**** Data shown ****
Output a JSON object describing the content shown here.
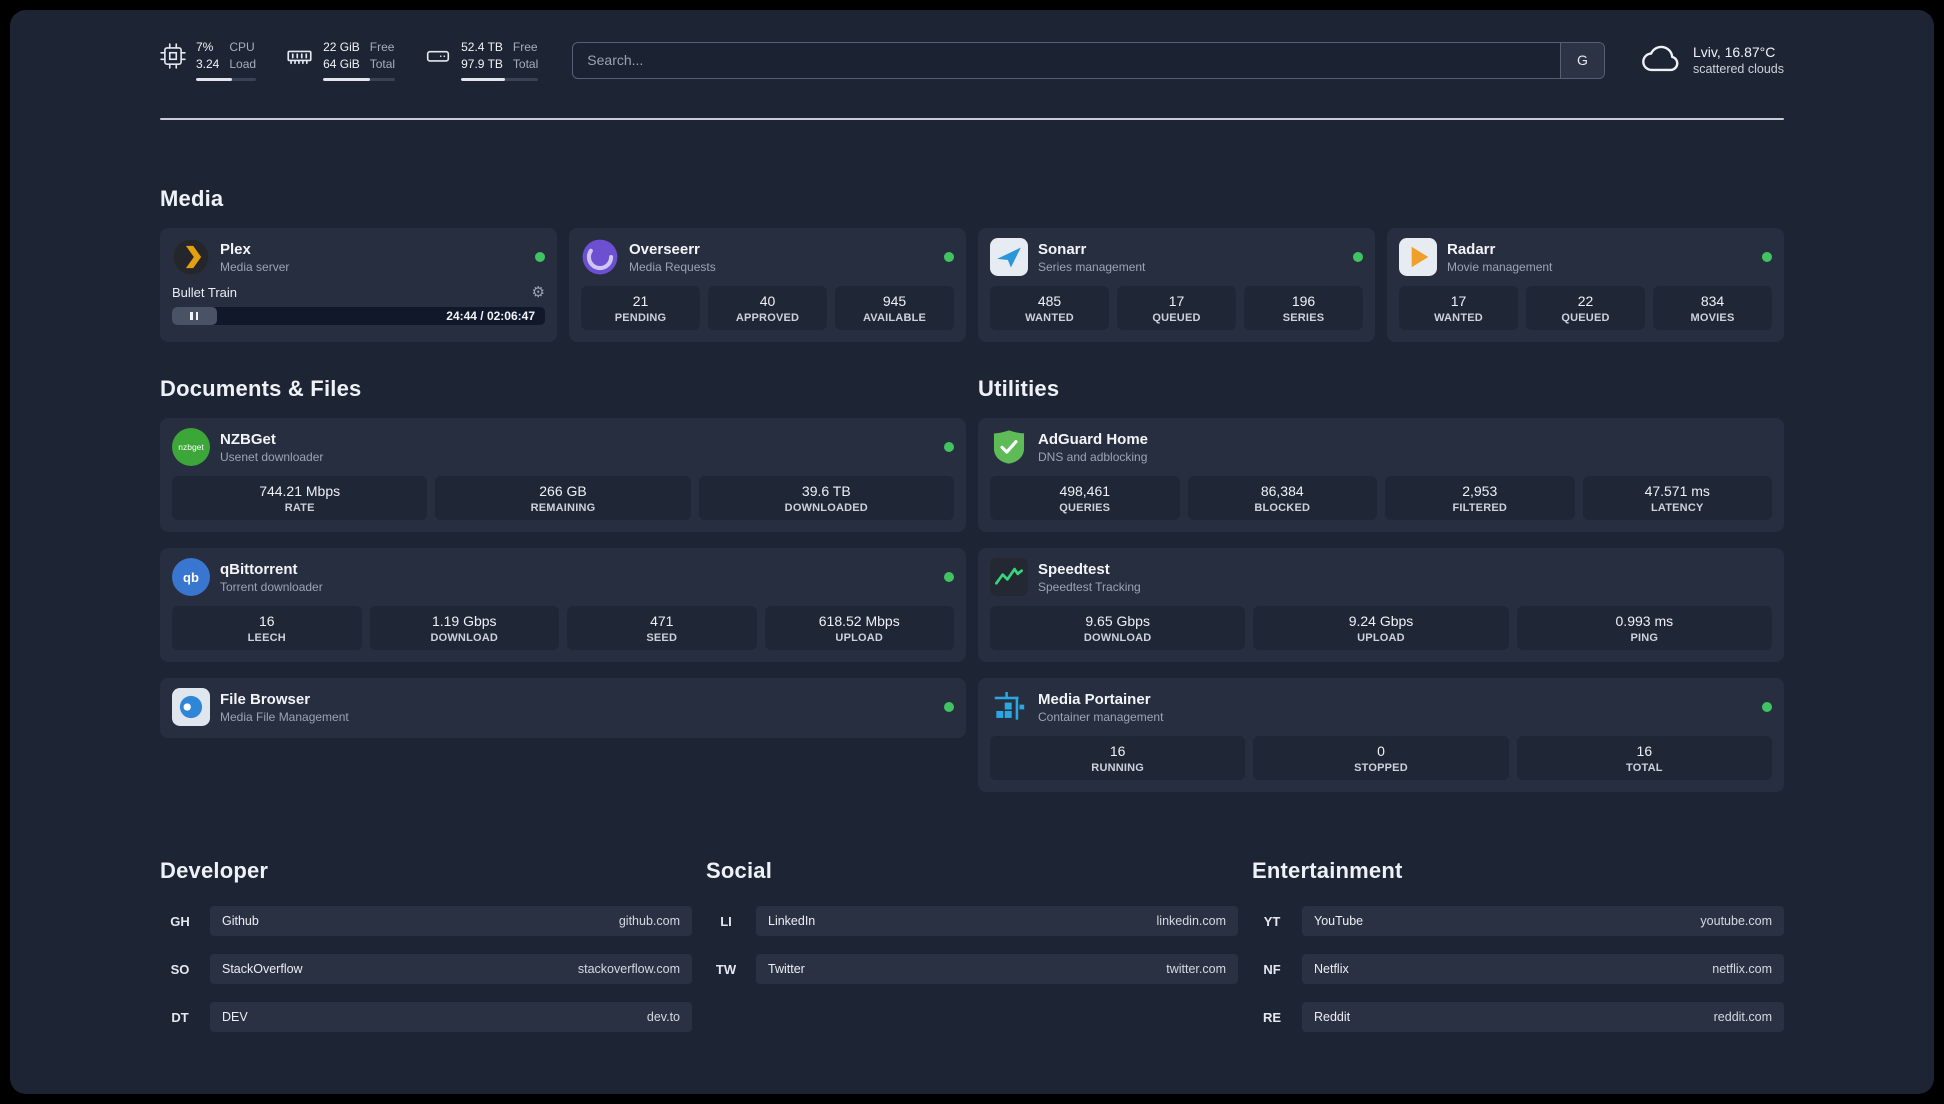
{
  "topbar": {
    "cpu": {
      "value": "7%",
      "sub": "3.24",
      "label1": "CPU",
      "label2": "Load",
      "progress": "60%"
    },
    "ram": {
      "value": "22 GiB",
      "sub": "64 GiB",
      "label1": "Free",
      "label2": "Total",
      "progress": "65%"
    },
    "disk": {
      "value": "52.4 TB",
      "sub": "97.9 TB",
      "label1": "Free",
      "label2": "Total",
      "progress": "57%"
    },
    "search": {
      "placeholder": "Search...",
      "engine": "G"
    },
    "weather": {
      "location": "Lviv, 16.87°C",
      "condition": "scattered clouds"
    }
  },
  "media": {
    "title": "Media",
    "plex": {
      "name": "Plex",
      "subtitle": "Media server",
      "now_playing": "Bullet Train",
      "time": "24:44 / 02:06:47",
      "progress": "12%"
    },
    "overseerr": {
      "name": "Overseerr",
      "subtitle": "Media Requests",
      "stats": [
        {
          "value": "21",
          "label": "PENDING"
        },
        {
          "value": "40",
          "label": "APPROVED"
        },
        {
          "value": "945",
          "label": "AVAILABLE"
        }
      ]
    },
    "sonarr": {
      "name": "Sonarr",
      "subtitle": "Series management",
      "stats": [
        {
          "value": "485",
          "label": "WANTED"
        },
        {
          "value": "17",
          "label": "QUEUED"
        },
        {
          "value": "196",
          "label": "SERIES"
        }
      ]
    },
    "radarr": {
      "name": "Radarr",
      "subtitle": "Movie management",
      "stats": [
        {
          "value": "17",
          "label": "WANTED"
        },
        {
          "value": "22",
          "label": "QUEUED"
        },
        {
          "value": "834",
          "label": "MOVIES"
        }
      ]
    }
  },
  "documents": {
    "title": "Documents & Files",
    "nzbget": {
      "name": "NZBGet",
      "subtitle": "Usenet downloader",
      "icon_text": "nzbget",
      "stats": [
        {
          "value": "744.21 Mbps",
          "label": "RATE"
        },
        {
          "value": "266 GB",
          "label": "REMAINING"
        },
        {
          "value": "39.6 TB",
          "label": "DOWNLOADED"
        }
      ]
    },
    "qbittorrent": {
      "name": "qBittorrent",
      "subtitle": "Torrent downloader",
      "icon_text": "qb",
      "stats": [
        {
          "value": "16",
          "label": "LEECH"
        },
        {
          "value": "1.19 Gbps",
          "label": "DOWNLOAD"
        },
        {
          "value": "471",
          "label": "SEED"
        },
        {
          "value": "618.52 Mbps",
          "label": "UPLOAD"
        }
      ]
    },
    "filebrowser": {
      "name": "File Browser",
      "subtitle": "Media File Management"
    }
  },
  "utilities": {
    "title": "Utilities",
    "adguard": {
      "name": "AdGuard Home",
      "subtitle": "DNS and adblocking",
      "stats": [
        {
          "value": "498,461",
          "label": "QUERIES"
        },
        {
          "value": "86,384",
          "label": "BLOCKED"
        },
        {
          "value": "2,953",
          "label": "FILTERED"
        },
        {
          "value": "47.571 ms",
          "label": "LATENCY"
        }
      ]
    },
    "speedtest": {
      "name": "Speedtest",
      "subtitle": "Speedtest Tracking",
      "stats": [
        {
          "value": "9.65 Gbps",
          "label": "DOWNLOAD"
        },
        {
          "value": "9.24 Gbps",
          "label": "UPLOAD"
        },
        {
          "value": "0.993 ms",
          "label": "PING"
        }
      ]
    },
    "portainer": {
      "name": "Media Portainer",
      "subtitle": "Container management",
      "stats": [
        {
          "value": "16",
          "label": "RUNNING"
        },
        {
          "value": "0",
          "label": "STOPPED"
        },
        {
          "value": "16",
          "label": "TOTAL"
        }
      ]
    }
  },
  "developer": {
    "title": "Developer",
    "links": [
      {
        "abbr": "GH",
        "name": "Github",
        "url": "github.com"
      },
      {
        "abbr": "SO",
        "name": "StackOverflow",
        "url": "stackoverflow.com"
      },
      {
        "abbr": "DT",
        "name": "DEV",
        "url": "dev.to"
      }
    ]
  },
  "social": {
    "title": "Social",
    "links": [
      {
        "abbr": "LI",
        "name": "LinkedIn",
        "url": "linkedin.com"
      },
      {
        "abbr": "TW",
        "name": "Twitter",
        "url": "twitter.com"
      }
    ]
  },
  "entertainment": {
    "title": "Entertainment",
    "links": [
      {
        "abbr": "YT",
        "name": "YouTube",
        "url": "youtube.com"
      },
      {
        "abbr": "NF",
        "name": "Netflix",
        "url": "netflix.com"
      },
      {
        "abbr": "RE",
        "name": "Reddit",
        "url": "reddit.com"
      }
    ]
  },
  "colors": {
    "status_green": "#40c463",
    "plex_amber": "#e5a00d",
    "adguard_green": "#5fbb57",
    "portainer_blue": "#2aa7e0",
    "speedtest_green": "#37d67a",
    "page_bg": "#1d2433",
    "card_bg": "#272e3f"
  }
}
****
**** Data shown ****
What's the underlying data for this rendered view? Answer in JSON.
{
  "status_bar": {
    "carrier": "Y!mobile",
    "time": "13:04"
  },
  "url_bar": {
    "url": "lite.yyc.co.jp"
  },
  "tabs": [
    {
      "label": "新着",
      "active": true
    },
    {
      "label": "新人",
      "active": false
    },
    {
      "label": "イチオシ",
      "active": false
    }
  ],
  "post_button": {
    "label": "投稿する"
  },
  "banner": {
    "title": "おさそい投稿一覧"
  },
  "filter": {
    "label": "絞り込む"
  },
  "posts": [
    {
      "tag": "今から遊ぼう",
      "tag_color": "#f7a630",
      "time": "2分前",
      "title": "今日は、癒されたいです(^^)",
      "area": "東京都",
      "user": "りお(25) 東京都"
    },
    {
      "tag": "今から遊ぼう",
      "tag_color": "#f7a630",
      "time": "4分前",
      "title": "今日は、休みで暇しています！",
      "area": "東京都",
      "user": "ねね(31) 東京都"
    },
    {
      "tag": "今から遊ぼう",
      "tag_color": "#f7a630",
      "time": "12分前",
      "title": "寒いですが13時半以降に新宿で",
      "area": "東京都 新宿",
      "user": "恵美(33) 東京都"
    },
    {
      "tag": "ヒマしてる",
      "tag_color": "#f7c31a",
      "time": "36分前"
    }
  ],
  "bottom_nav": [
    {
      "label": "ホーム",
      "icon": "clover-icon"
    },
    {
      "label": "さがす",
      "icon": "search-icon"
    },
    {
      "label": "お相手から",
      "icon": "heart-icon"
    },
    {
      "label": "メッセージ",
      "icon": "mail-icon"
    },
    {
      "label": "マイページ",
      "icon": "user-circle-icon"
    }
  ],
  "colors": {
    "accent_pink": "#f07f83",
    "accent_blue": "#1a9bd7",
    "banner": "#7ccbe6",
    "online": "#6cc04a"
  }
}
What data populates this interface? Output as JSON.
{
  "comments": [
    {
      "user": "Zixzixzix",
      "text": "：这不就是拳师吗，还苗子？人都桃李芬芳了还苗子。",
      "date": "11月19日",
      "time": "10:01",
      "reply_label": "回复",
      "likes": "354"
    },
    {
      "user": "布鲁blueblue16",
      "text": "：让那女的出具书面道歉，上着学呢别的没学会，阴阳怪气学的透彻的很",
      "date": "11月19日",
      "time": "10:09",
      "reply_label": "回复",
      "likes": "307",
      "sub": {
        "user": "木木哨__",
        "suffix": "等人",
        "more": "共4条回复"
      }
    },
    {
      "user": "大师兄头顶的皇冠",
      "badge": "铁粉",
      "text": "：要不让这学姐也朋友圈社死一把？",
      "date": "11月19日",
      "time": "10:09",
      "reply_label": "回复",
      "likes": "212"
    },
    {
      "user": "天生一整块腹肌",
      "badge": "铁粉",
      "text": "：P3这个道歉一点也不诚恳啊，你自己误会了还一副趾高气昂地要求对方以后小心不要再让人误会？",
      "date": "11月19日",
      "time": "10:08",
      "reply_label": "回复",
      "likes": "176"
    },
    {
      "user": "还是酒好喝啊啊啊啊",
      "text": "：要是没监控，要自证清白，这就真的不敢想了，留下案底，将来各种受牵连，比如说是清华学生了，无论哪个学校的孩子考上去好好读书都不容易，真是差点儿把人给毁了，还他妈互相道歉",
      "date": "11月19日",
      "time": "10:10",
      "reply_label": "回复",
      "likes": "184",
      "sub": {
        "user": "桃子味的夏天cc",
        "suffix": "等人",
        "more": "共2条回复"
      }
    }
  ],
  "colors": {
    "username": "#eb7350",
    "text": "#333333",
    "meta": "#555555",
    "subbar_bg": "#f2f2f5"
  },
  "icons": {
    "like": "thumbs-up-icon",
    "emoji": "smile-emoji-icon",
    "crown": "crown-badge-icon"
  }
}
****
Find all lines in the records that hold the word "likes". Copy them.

» **Exercise answer**
      "likes": "354"
      "likes": "307",
      "likes": "212"
      "likes": "176"
      "likes": "184",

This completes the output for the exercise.